McCartney decried the idea that The Beatles and The Rolling Stones were ever rivals as "fake news!" and then, to prove it, played the song he and Lennon gave Mick Jagger and Keith Richards in 1963, "I Wanna Be Your Man," that would go on to chart as the Stones' first hit in England.*

The evening took the crowd on a grand tour hat didn't miss a single stop and left all passengers exhausted by the time the inevitable balls of flame punctuated the massive chorus of "Live And Let Die" and the final massive crowd participation that closed out the main set with "Hey Jude," filled with thousands of throats voicing "na-na-na-na" over and over again.

Somehow McCartney and his band seemed barely winded as they returned to the stage brandishing various flags—including the U.S.A., the U.K., the State of Illinois, and a Rainbow Flag.

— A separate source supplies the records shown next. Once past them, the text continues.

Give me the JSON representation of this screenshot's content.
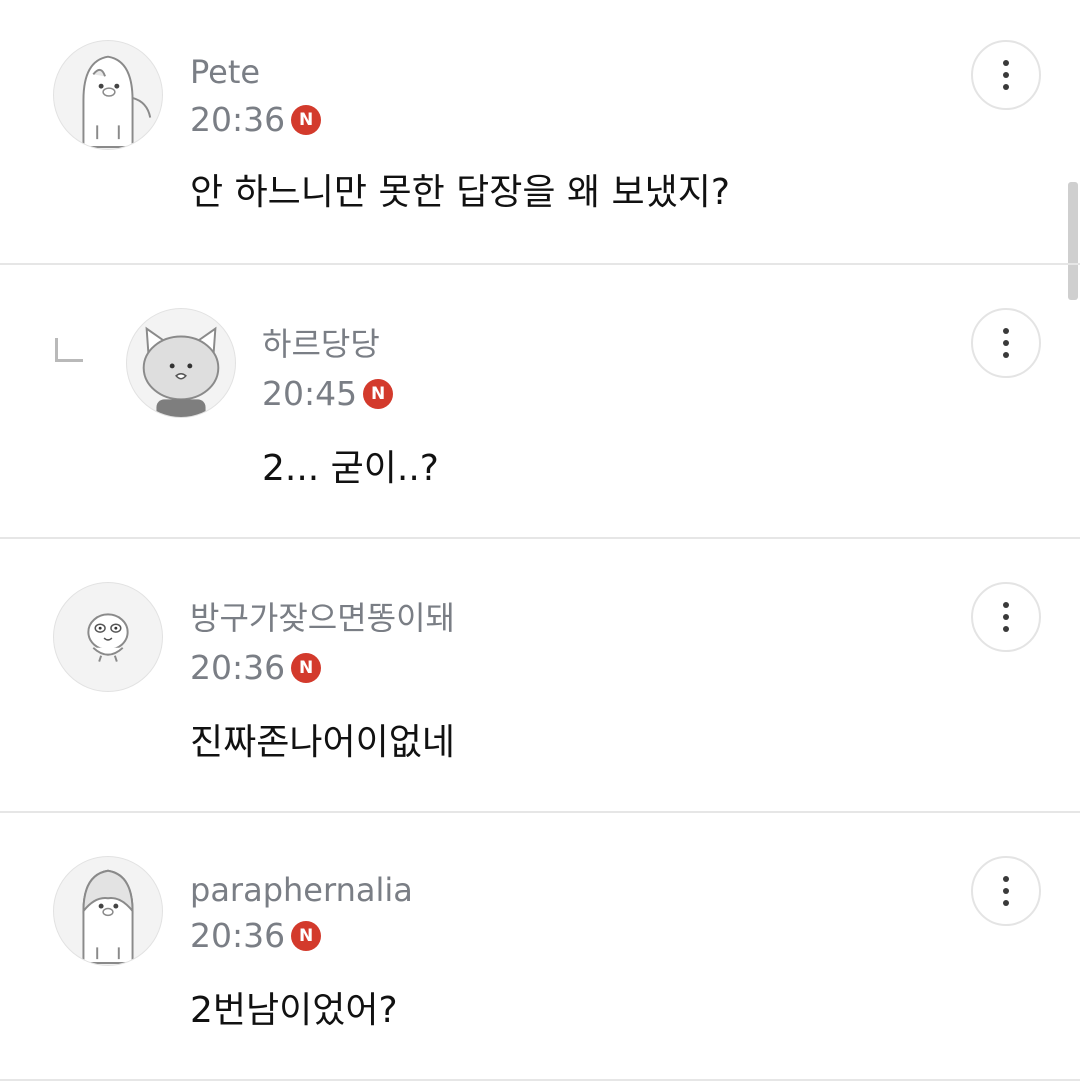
{
  "colors": {
    "badge": "#d33a2c",
    "meta_text": "#7a7e85",
    "body_text": "#111111",
    "divider": "#e6e6e6"
  },
  "comments": [
    {
      "nickname": "Pete",
      "time": "20:36",
      "badge": "N",
      "text": "안 하느니만 못한 답장을 왜 보냈지?",
      "avatar_icon": "penguin-avatar-icon",
      "is_reply": false
    },
    {
      "nickname": "하르당당",
      "time": "20:45",
      "badge": "N",
      "text": "2... 굳이..?",
      "avatar_icon": "cat-avatar-icon",
      "is_reply": true
    },
    {
      "nickname": "방구가잦으면똥이돼",
      "time": "20:36",
      "badge": "N",
      "text": "진짜존나어이없네",
      "avatar_icon": "chick-avatar-icon",
      "is_reply": false
    },
    {
      "nickname": "paraphernalia",
      "time": "20:36",
      "badge": "N",
      "text": "2번남이었어?",
      "avatar_icon": "penguin-avatar-icon",
      "is_reply": false
    }
  ],
  "more_button_icon": "more-vertical-icon",
  "reply_indicator_icon": "reply-arrow-icon"
}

Well, all except Laboriel, whose victory lap saw him toasting the crowd with a full glass of wine. And from that point onward the assembled were treated to an encore that lasted as long as some band's entire sets, finishing the evening with the majestic combination of "Golden Slumbers," "Carry That Weight," and "The End."

Full setlist for Paul McCartney at Hollywood Casino Amphitheatre, July 25, 2017

A Hard Day's Night
Save Us
Can't Buy Me Love
Letting Go
Temporary Secretary
Let Me Roll It
I've Got a Feeling / Hendrix Jam
My Valentine
Nineteen Hundred and Eighty-Five
Maybe I'm Amazed
We Can Work It Out
In Spite of All the Danger
You Won't See Me
Love Me Do
And I Love Her
Here Today
Queenie Eye
The Fool on the Hill
Lady Madonna
Eleanor Rigby
I Wanna Be Your Man
Being for the Benefit of Mr. Kite!
Ob-La-Di, Ob-La-Da
Band on the Run
Back in the U.S.S.R.
Let It Be
Live and Let Die
Hey Jude

Sgt. Pepper's Lonely Hearts Club Band
Hi, Hi, Hi
Golden Slumbers
Carry That Weight
The End

Paul McCartney plays a second show at Hollywood Casino Amphitheatre tonight, July 26.

*O.K., as a music-nerd-aside, this needs to be said. I guess "I Wanna Be Your Man" did chart higher (#12) than their debut "Come On" did (#21) on the British charts. But both songs did chart. And the next single "Not Fade Away" blew both of those previous songs out of the water at #3. But all that was over 50 years ago, so I guess what defines a hit is really less important than the fact The Beatles and The Stones were pals.